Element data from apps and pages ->
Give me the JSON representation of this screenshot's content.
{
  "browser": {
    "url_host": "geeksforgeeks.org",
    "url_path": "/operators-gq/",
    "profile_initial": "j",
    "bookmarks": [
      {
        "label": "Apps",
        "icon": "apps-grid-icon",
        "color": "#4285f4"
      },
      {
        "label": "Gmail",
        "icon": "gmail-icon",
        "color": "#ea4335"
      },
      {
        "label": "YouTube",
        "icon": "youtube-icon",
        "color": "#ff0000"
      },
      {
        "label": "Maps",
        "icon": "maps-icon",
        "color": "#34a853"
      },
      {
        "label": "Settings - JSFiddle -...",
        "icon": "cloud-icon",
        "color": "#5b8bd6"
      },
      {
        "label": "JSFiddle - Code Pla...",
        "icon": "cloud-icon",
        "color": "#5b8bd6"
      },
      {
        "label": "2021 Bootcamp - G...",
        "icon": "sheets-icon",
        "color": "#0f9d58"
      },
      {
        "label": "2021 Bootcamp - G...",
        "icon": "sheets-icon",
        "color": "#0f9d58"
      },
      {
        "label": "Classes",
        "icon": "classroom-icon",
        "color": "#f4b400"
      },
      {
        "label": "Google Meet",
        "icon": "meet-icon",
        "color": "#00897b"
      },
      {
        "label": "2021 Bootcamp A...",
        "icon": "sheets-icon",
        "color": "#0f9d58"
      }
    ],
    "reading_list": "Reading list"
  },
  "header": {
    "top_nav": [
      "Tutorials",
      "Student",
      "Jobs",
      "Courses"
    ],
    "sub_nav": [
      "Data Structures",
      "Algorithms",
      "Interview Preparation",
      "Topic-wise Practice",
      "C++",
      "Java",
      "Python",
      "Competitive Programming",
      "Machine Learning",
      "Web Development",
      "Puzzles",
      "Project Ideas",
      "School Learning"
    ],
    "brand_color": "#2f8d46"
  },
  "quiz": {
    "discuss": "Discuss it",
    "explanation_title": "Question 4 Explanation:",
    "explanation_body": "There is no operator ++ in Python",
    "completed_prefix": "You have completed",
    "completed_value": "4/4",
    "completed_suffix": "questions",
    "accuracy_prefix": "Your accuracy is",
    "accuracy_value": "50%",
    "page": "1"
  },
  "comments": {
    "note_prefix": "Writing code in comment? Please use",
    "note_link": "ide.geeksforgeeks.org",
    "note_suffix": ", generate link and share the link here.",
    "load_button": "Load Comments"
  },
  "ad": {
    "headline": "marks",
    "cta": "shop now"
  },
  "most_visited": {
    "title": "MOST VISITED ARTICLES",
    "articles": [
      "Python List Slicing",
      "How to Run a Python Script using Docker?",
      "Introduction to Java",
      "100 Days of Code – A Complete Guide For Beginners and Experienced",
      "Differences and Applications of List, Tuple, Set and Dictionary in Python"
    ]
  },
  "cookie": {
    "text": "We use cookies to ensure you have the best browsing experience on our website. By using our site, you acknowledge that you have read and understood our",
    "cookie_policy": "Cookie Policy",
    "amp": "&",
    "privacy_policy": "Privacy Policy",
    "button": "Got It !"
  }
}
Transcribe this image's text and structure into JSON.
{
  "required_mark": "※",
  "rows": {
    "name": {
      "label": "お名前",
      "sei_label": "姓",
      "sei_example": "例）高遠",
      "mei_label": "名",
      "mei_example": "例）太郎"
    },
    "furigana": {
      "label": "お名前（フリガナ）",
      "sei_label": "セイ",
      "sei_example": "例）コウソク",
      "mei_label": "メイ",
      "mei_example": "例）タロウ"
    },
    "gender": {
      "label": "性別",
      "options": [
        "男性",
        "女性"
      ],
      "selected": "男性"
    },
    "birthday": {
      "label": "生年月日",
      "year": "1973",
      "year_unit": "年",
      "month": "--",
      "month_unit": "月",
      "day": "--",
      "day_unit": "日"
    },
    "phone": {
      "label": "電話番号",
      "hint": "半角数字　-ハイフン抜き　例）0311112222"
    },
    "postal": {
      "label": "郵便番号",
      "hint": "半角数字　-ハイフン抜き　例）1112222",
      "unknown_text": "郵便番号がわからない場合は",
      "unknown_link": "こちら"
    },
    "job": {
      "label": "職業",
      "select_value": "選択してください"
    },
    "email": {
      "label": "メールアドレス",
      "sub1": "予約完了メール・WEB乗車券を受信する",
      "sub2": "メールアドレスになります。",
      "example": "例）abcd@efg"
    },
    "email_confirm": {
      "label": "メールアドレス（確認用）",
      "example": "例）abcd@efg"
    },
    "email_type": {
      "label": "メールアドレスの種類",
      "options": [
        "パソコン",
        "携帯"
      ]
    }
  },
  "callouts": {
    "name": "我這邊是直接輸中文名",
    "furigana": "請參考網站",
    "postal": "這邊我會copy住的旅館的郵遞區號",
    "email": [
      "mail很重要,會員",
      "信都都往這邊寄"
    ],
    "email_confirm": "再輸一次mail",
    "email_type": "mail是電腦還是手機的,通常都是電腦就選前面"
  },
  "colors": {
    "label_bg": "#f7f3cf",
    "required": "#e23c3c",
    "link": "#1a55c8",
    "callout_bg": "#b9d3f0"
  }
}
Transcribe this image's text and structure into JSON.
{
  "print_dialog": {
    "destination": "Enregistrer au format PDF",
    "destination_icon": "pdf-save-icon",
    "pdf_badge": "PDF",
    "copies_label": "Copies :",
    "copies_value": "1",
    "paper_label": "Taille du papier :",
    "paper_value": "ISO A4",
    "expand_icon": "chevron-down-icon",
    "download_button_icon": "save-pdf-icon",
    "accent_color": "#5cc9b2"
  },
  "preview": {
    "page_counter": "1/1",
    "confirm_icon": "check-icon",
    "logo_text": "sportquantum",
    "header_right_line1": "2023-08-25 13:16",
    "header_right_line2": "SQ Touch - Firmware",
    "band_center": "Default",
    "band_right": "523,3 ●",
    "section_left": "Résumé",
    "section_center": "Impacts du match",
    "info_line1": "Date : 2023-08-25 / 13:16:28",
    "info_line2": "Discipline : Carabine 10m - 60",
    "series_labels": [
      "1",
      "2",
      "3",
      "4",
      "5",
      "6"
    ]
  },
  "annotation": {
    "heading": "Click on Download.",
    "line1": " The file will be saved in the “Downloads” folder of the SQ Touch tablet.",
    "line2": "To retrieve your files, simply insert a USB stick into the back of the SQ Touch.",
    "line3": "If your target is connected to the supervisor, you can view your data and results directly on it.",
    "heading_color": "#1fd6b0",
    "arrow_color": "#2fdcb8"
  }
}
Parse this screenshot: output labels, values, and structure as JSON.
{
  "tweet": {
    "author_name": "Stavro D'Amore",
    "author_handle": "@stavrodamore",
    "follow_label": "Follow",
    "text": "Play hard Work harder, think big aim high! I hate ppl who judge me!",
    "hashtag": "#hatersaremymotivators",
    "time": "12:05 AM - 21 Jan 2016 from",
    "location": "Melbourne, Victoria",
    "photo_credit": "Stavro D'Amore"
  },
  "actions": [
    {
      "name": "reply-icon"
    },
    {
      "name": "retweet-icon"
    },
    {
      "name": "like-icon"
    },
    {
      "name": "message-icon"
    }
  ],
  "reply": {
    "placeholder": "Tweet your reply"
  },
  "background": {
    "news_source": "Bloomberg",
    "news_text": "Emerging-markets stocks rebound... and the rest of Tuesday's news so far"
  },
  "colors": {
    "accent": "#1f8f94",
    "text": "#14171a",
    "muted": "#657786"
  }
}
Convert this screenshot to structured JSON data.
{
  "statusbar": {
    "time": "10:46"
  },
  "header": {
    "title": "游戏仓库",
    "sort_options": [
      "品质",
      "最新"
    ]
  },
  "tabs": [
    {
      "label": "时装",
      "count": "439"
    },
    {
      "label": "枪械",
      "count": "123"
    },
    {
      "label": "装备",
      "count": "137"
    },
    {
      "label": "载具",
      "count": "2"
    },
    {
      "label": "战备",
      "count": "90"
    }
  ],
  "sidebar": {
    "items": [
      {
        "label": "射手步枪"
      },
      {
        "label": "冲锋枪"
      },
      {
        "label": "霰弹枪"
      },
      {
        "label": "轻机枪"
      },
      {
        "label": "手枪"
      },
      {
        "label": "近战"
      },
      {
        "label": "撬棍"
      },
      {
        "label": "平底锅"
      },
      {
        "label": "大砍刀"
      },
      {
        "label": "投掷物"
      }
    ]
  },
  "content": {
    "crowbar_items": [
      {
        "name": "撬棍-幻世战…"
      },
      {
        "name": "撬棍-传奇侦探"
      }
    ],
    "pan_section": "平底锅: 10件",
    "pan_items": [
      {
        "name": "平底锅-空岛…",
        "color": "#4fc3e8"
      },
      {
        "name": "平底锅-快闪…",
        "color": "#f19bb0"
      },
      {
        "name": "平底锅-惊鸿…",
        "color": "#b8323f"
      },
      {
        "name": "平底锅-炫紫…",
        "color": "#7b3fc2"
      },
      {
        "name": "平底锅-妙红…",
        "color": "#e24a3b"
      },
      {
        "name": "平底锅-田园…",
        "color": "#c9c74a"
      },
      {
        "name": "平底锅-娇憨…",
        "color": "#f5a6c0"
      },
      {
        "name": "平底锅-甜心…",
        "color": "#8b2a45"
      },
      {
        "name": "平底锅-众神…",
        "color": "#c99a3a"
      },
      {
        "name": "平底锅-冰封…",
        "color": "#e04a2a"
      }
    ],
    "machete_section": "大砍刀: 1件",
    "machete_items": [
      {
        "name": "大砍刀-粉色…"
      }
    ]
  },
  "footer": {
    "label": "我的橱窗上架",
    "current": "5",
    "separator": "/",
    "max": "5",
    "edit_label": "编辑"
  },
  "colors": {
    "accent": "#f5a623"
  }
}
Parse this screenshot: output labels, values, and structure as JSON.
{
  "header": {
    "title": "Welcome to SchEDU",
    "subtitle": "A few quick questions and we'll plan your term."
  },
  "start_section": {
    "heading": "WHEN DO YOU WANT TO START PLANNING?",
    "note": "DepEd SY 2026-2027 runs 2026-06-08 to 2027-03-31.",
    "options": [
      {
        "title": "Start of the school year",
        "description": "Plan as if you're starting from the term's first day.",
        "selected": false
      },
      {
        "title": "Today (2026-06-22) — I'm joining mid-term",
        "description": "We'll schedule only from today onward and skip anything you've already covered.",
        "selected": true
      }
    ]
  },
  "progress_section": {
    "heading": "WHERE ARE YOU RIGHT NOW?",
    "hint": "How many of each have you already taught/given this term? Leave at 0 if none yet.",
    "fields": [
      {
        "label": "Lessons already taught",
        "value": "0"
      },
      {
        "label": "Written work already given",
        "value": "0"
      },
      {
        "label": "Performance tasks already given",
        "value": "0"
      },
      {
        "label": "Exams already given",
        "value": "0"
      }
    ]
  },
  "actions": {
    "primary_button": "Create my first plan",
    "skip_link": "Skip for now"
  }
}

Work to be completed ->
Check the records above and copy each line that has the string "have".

Answer for the task ->
    "completed_prefix": "You have completed",
    "text": "We use cookies to ensure you have the best browsing experience on our website. By using our site, you acknowledge that you have read and understood our",
    "hint": "How many of each have you already taught/given this term? Leave at 0 if none yet.",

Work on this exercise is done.